Himalayan nation calls on heads of state to come to capital for summit on way countries measure progress.
John Vidal, The Guardian, 2 April 2012
The tiny Himalayan kingdom of Bhutan, aghast at what it calls the world's "suicidal path",
has called on heads of state and leading economists to come to the capital Thimphu for a global summit to reform the international financial system and the way countries measure progress.
"We need to rethink our entire growth-based economy so that we can thrive more effectively on our own resources in harmony with nature. We do not need to accept as inevitable a world of impending climate chaos and financial collapse," prime minister Jigmi Thinley will tell the UN in New York on Monday.
Bhutan – sandwiched between China and India with a population about the size of Birmingham – has avoided social and economic chaos, he says, because it is not hooked to the materialist bandwagon and because it measures progress by the level of happiness among its citizens and not by gross domestic production.
It proposes that purely economic measures of growth which count resource depletion and pollution as gains lead to ecological destruction and over-consumption.

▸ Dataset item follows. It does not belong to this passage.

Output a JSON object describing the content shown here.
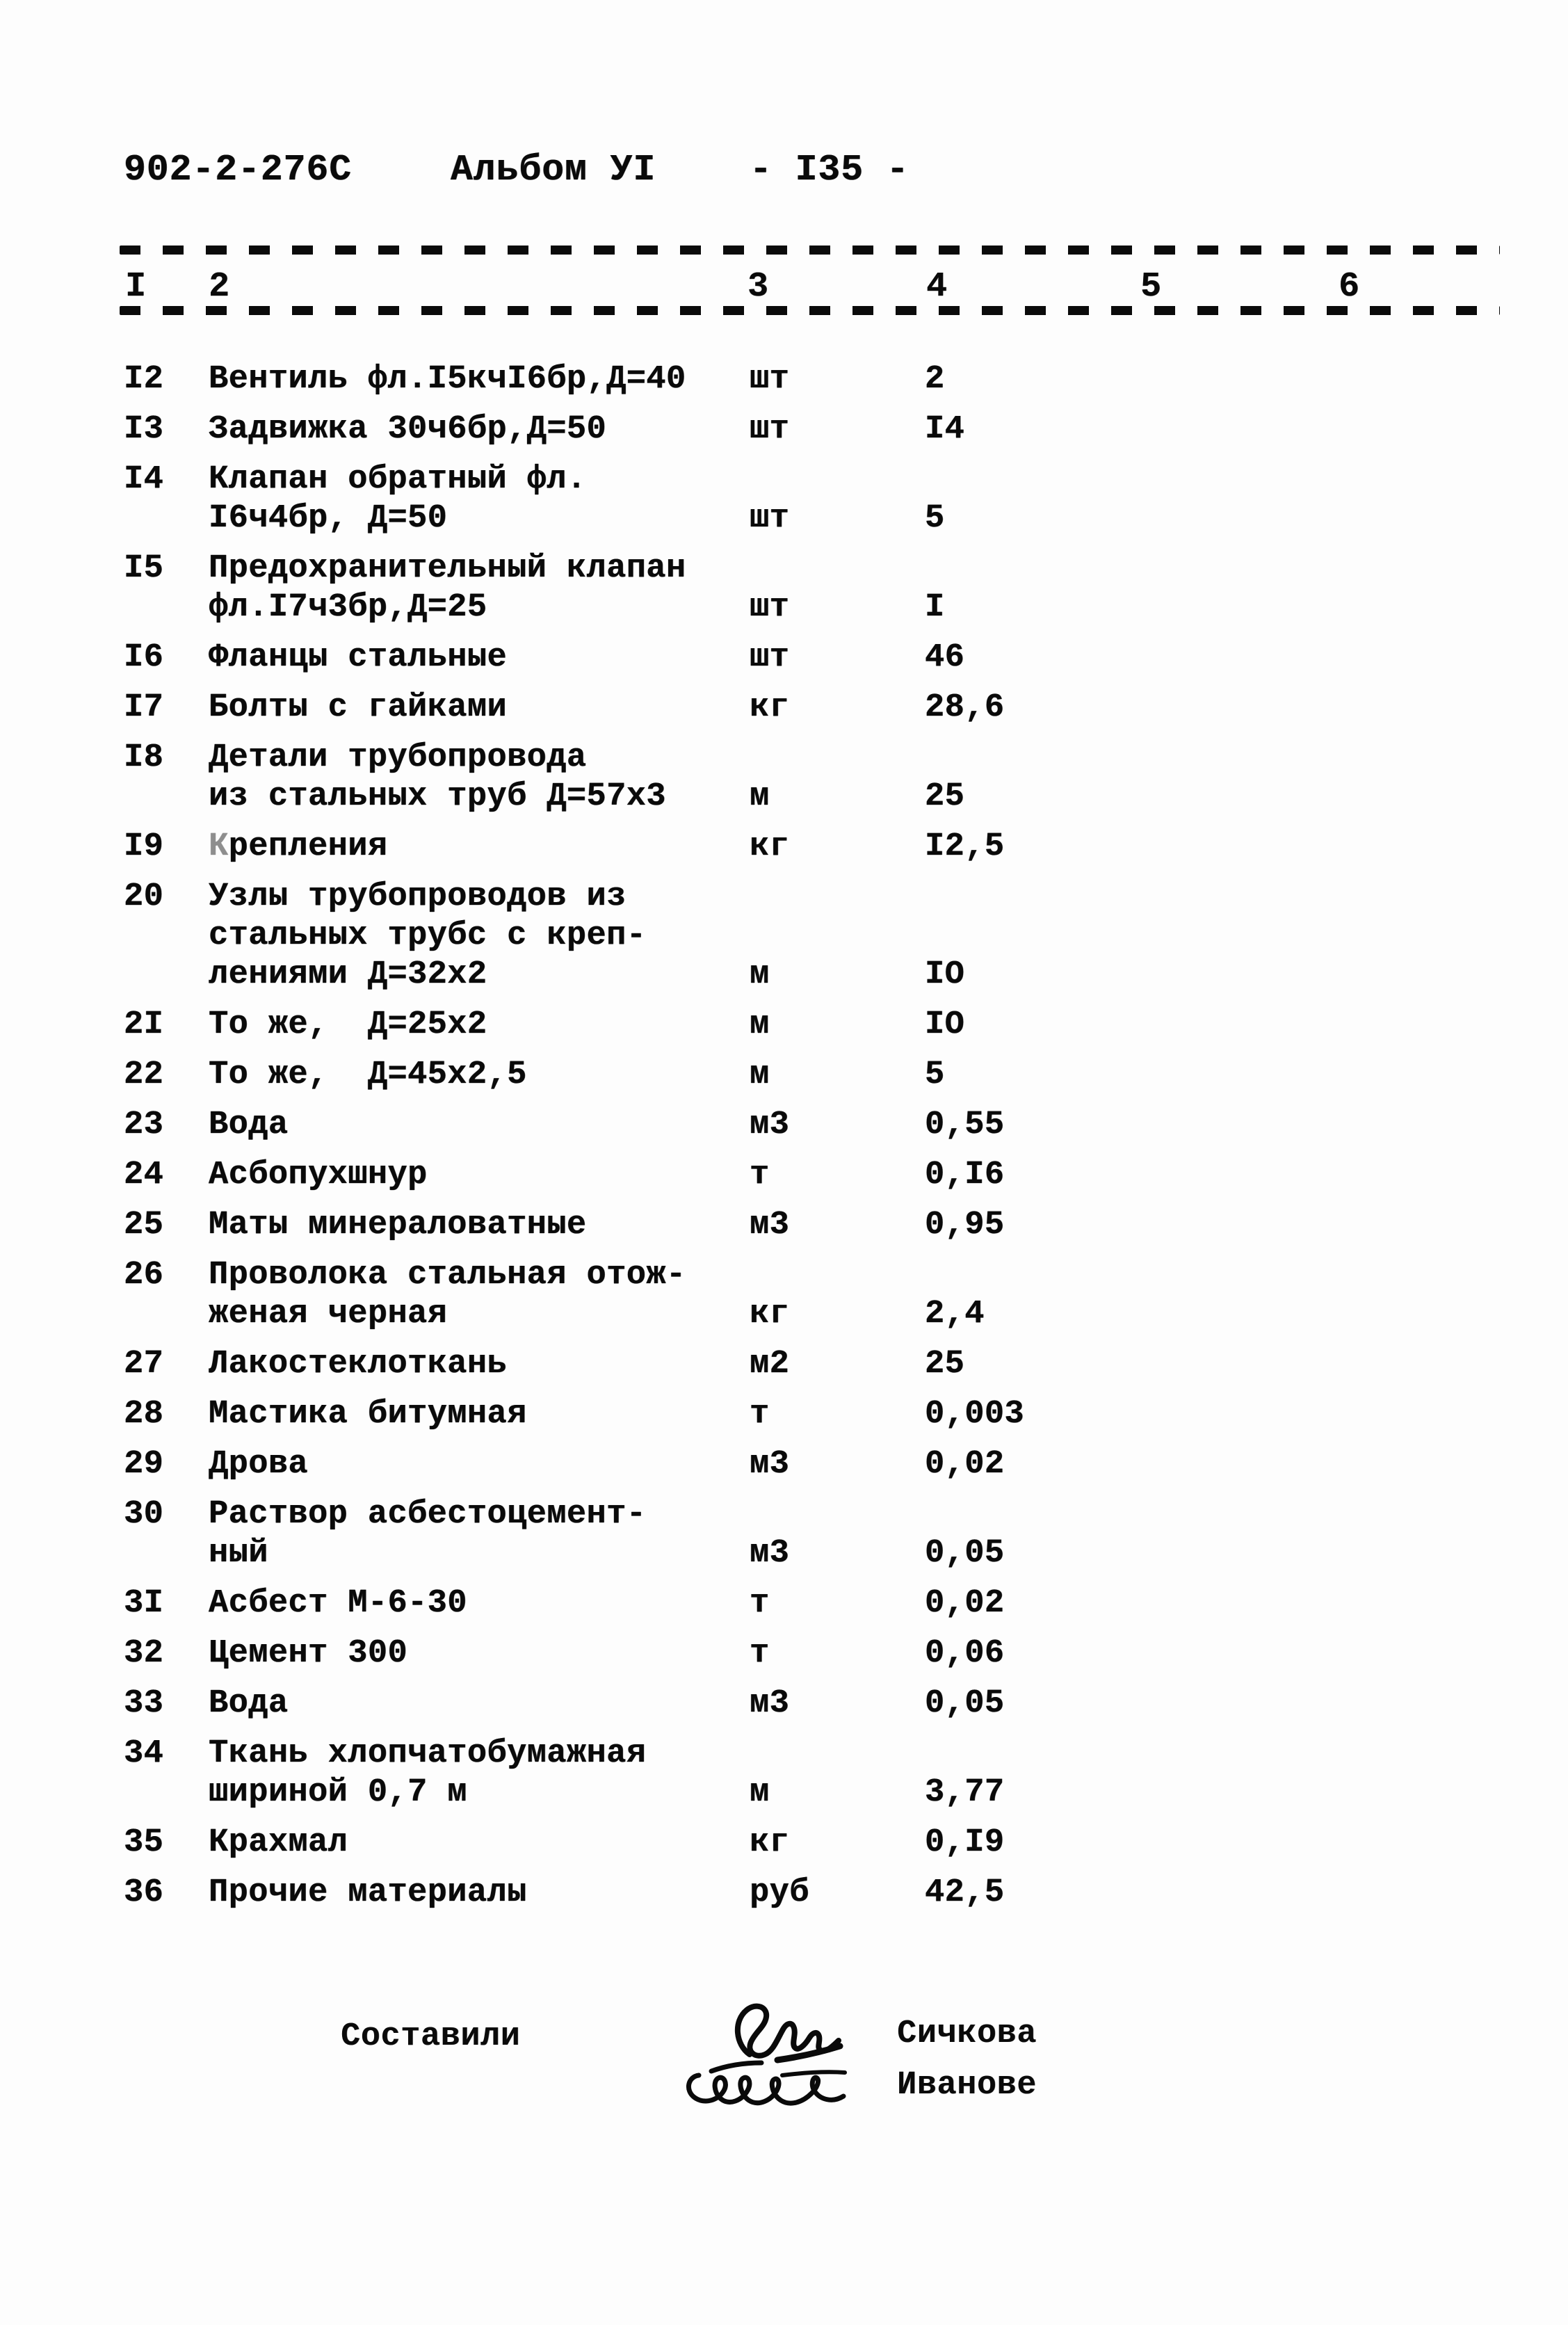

"Economic growth is mistakenly seen as synonymous with wellbeing. The faster we cut down forests and haul in fish stocks to extinction, the more GDP grows. Even crime, war, sickness, and natural disasters make GDP grow, simply because these ills cause money to be spent", Thinley will say in Bhutan's submission to the UN ahead of the Rio +20 earth summit in June.